- _Task description_: Since pictures are not wanted, repeat only the text of the records, word for word.

- _Dataset rows for apps and sites_:

::::::::::

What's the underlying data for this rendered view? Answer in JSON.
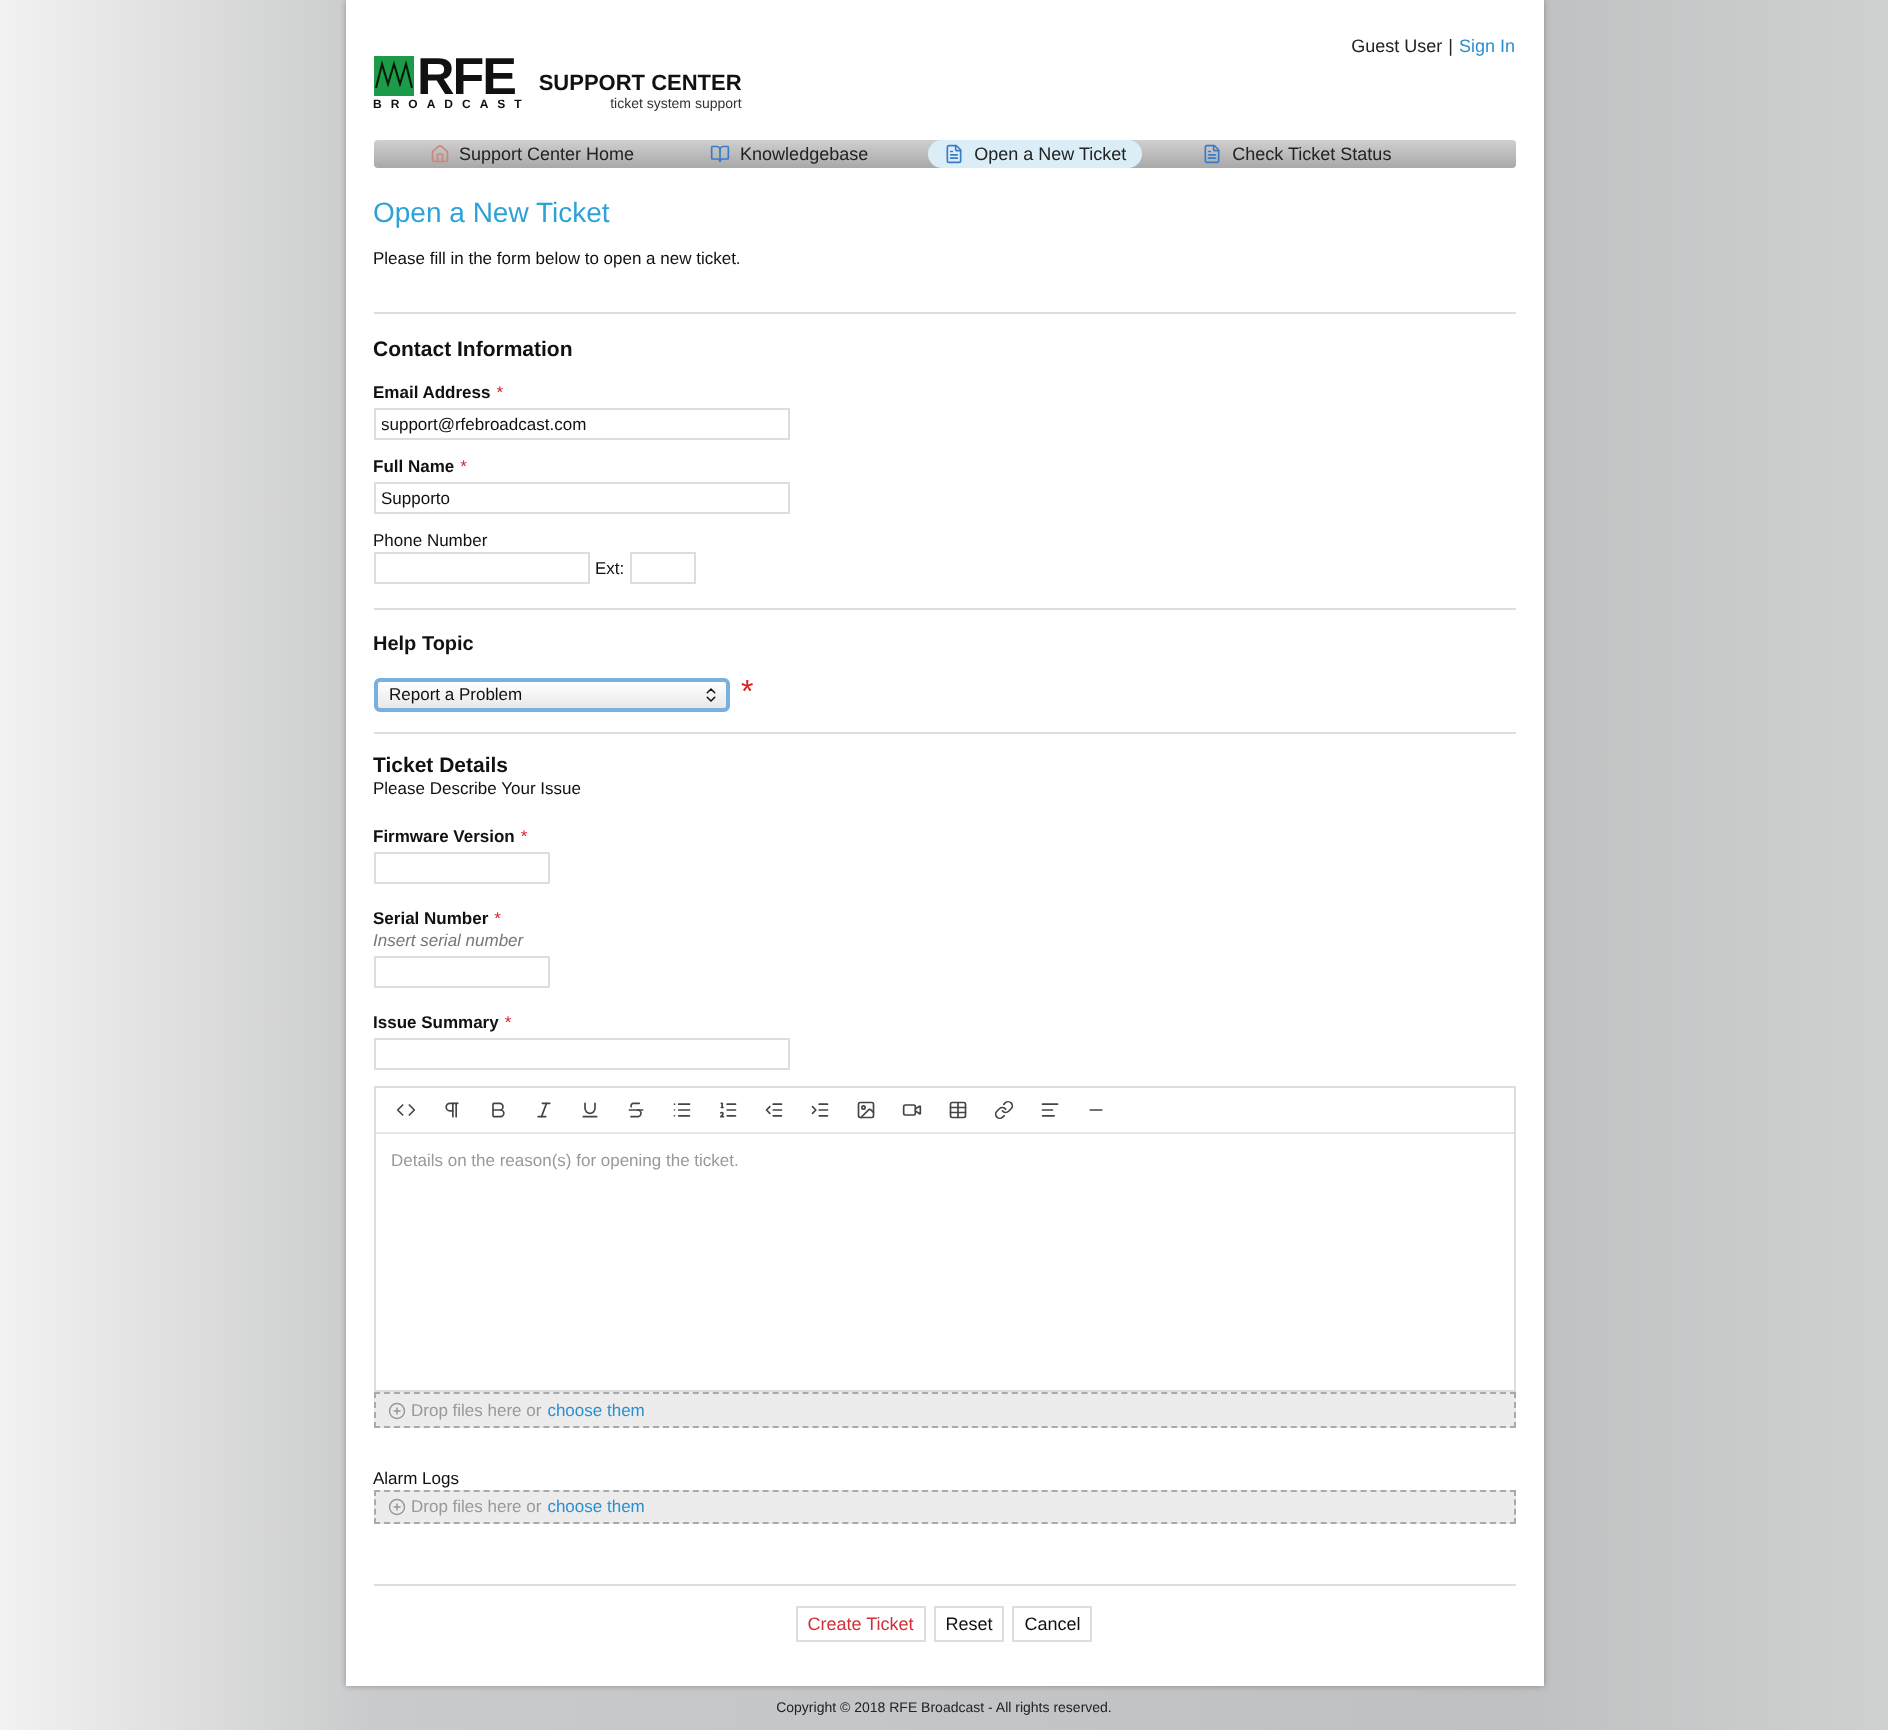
{
  "header": {
    "logo": {
      "letters": "RFE",
      "subline": "BROADCAST",
      "title": "SUPPORT CENTER",
      "tagline": "ticket system support"
    },
    "user": "Guest User",
    "separator": "|",
    "sign_in": "Sign In"
  },
  "nav": [
    {
      "label": "Support Center Home",
      "selected": false
    },
    {
      "label": "Knowledgebase",
      "selected": false
    },
    {
      "label": "Open a New Ticket",
      "selected": true
    },
    {
      "label": "Check Ticket Status",
      "selected": false
    }
  ],
  "page_title": "Open a New Ticket",
  "intro": "Please fill in the form below to open a new ticket.",
  "required_mark": "*",
  "contact": {
    "title": "Contact Information",
    "fields": [
      {
        "label": "Email Address",
        "required": true,
        "value": "support@rfebroadcast.com"
      },
      {
        "label": "Full Name",
        "required": true,
        "value": "Supporto"
      }
    ],
    "phone": {
      "label": "Phone Number",
      "ext_label": "Ext:"
    }
  },
  "help_topic": {
    "label": "Help Topic",
    "value": "Report a Problem",
    "required": true
  },
  "details": {
    "title": "Ticket Details",
    "subtitle": "Please Describe Your Issue",
    "fields": [
      {
        "label": "Firmware Version",
        "required": true,
        "kind": "short"
      },
      {
        "label": "Serial Number",
        "required": true,
        "hint": "Insert serial number",
        "kind": "short"
      },
      {
        "label": "Issue Summary",
        "required": true,
        "kind": "long"
      }
    ],
    "editor_placeholder": "Details on the reason(s) for opening the ticket.",
    "dropzone": {
      "text": "Drop files here or",
      "link": "choose them"
    }
  },
  "alarm_logs": {
    "label": "Alarm Logs",
    "dropzone": {
      "text": "Drop files here or",
      "link": "choose them"
    }
  },
  "buttons": [
    {
      "label": "Create Ticket",
      "kind": "primary"
    },
    {
      "label": "Reset",
      "kind": "plain"
    },
    {
      "label": "Cancel",
      "kind": "plain"
    }
  ],
  "footer": "Copyright © 2018 RFE Broadcast - All rights reserved."
}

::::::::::

- _Written response_:
What's the underlying data for this rendered view? Answer in JSON.
{
  "header": {
    "logo": {
      "letters": "RFE",
      "subline": "BROADCAST",
      "title": "SUPPORT CENTER",
      "tagline": "ticket system support"
    },
    "user": "Guest User",
    "separator": "|",
    "sign_in": "Sign In"
  },
  "nav": [
    {
      "label": "Support Center Home",
      "selected": false
    },
    {
      "label": "Knowledgebase",
      "selected": false
    },
    {
      "label": "Open a New Ticket",
      "selected": true
    },
    {
      "label": "Check Ticket Status",
      "selected": false
    }
  ],
  "page_title": "Open a New Ticket",
  "intro": "Please fill in the form below to open a new ticket.",
  "required_mark": "*",
  "contact": {
    "title": "Contact Information",
    "fields": [
      {
        "label": "Email Address",
        "required": true,
        "value": "support@rfebroadcast.com"
      },
      {
        "label": "Full Name",
        "required": true,
        "value": "Supporto"
      }
    ],
    "phone": {
      "label": "Phone Number",
      "ext_label": "Ext:"
    }
  },
  "help_topic": {
    "label": "Help Topic",
    "value": "Report a Problem",
    "required": true
  },
  "details": {
    "title": "Ticket Details",
    "subtitle": "Please Describe Your Issue",
    "fields": [
      {
        "label": "Firmware Version",
        "required": true,
        "kind": "short"
      },
      {
        "label": "Serial Number",
        "required": true,
        "hint": "Insert serial number",
        "kind": "short"
      },
      {
        "label": "Issue Summary",
        "required": true,
        "kind": "long"
      }
    ],
    "editor_placeholder": "Details on the reason(s) for opening the ticket.",
    "dropzone": {
      "text": "Drop files here or",
      "link": "choose them"
    }
  },
  "alarm_logs": {
    "label": "Alarm Logs",
    "dropzone": {
      "text": "Drop files here or",
      "link": "choose them"
    }
  },
  "buttons": [
    {
      "label": "Create Ticket",
      "kind": "primary"
    },
    {
      "label": "Reset",
      "kind": "plain"
    },
    {
      "label": "Cancel",
      "kind": "plain"
    }
  ],
  "footer": "Copyright © 2018 RFE Broadcast - All rights reserved."
}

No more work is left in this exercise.